[TASK TO COMPLETE] Gather every line in the records below that contains the word "size".
===== DATASET CONTENT =====
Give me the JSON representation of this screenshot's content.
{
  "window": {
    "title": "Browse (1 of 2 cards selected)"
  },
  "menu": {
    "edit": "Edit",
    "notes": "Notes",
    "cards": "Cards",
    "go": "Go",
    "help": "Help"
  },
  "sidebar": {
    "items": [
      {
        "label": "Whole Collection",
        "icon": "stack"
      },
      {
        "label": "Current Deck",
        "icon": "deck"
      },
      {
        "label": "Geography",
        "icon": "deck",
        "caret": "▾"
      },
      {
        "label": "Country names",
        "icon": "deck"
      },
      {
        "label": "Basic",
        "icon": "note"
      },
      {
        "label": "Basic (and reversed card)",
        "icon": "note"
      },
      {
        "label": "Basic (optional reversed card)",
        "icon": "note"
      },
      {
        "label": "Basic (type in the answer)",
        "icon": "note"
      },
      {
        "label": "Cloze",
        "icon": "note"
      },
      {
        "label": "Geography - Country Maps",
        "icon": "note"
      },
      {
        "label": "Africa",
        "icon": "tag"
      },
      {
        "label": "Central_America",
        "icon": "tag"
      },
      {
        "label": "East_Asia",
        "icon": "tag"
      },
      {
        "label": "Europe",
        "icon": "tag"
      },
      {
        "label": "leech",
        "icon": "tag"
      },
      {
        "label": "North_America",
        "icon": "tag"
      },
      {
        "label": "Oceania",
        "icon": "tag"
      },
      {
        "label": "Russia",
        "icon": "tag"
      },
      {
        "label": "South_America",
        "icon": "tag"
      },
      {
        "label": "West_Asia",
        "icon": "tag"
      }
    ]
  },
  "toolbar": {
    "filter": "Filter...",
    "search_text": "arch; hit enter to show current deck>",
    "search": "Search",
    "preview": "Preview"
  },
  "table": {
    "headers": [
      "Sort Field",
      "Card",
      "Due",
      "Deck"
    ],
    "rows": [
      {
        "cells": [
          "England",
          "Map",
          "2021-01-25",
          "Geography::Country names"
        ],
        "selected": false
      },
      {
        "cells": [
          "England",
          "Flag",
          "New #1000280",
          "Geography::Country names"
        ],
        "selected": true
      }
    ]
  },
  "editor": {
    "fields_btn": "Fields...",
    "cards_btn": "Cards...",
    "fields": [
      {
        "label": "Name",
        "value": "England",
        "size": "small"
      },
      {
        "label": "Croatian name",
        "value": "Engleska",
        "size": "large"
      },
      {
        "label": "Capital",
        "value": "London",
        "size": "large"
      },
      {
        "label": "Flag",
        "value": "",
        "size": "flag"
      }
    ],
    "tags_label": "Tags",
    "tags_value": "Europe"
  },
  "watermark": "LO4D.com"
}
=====
[RESPONSE BELOW]
        "size": "small"
        "size": "large"
        "size": "large"
        "size": "flag"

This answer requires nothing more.